◆ ABOUT THIS EXERCISE ◆
Please print every record below exactly as it appears, but leave out the pictures.
Content starts
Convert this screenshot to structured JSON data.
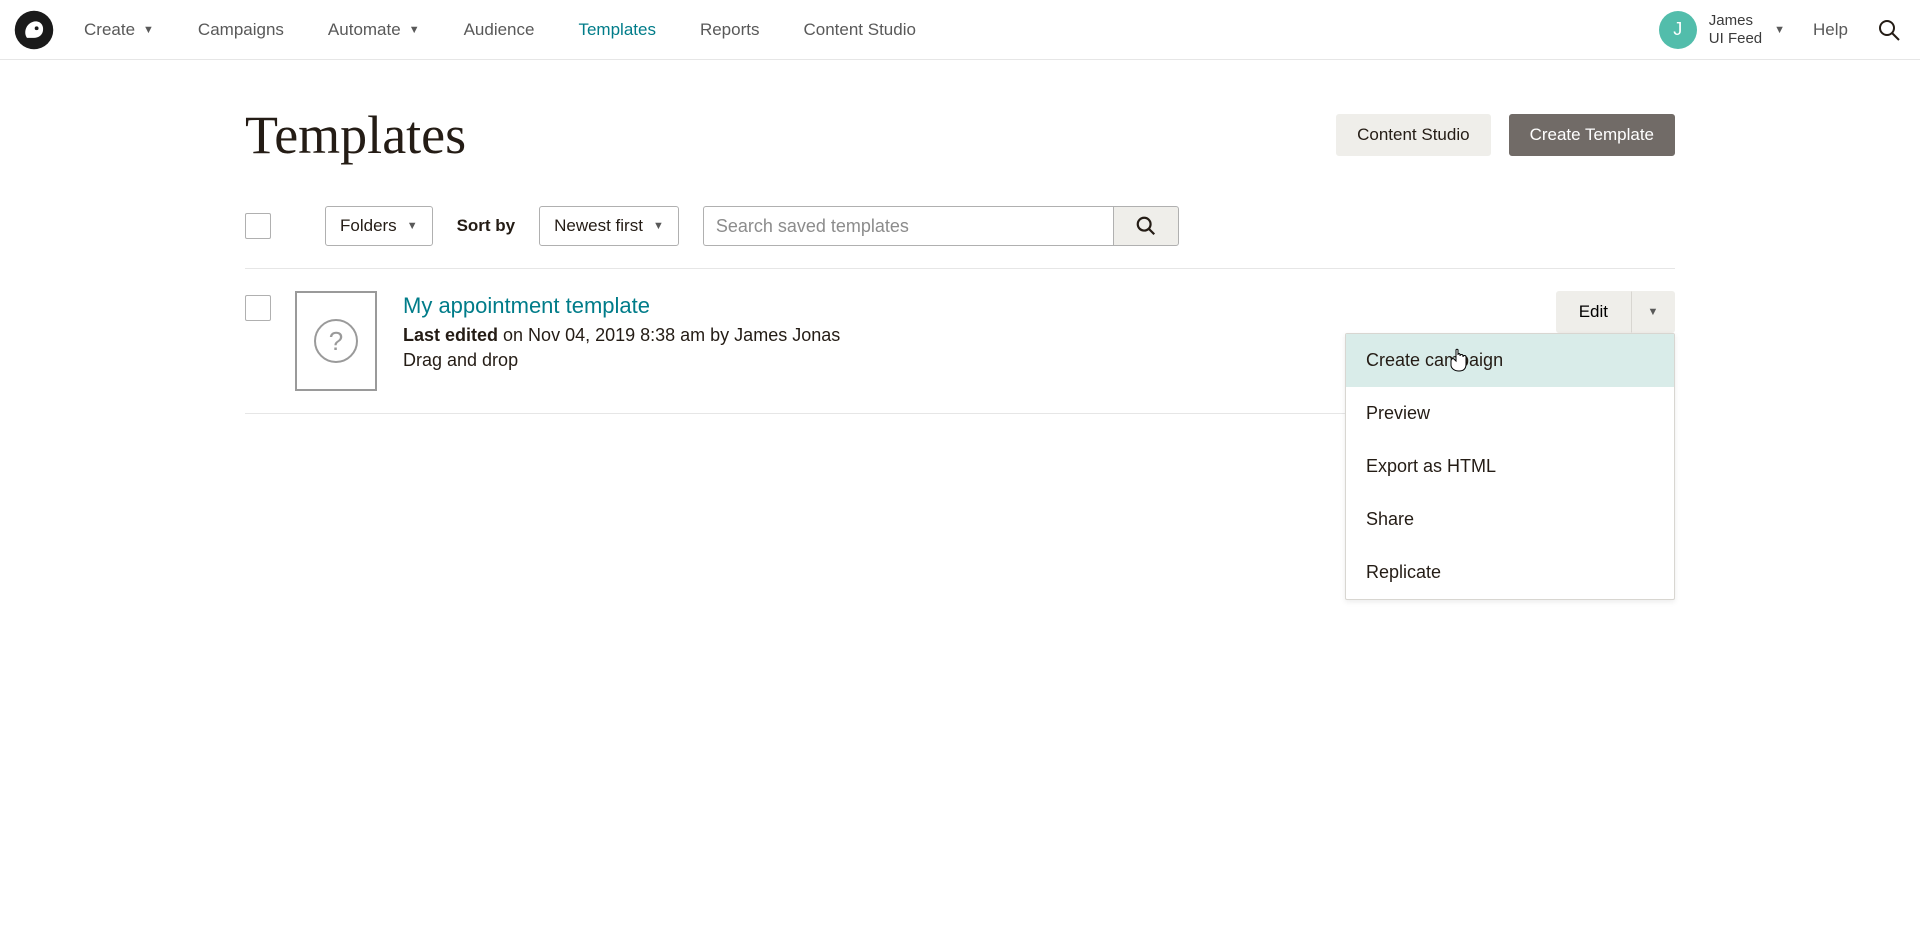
{
  "nav": {
    "items": [
      {
        "label": "Create",
        "caret": true
      },
      {
        "label": "Campaigns",
        "caret": false
      },
      {
        "label": "Automate",
        "caret": true
      },
      {
        "label": "Audience",
        "caret": false
      },
      {
        "label": "Templates",
        "caret": false,
        "active": true
      },
      {
        "label": "Reports",
        "caret": false
      },
      {
        "label": "Content Studio",
        "caret": false
      }
    ],
    "account": {
      "avatar_initial": "J",
      "name": "James",
      "org": "UI Feed"
    },
    "help_label": "Help"
  },
  "page": {
    "title": "Templates",
    "content_studio_btn": "Content Studio",
    "create_template_btn": "Create Template"
  },
  "toolbar": {
    "folders_label": "Folders",
    "sort_by_label": "Sort by",
    "sort_value": "Newest first",
    "search_placeholder": "Search saved templates"
  },
  "template": {
    "title": "My appointment template",
    "meta_strong": "Last edited",
    "meta_rest": " on Nov 04, 2019 8:38 am by James Jonas",
    "type": "Drag and drop",
    "edit_label": "Edit"
  },
  "dropdown": {
    "items": [
      "Create campaign",
      "Preview",
      "Export as HTML",
      "Share",
      "Replicate"
    ]
  }
}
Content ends
◆ ANSWER FOR THIS EXERCISE ◆
Convert this screenshot to structured JSON data.
{
  "nav": {
    "items": [
      {
        "label": "Create",
        "caret": true
      },
      {
        "label": "Campaigns",
        "caret": false
      },
      {
        "label": "Automate",
        "caret": true
      },
      {
        "label": "Audience",
        "caret": false
      },
      {
        "label": "Templates",
        "caret": false,
        "active": true
      },
      {
        "label": "Reports",
        "caret": false
      },
      {
        "label": "Content Studio",
        "caret": false
      }
    ],
    "account": {
      "avatar_initial": "J",
      "name": "James",
      "org": "UI Feed"
    },
    "help_label": "Help"
  },
  "page": {
    "title": "Templates",
    "content_studio_btn": "Content Studio",
    "create_template_btn": "Create Template"
  },
  "toolbar": {
    "folders_label": "Folders",
    "sort_by_label": "Sort by",
    "sort_value": "Newest first",
    "search_placeholder": "Search saved templates"
  },
  "template": {
    "title": "My appointment template",
    "meta_strong": "Last edited",
    "meta_rest": " on Nov 04, 2019 8:38 am by James Jonas",
    "type": "Drag and drop",
    "edit_label": "Edit"
  },
  "dropdown": {
    "items": [
      "Create campaign",
      "Preview",
      "Export as HTML",
      "Share",
      "Replicate"
    ]
  }
}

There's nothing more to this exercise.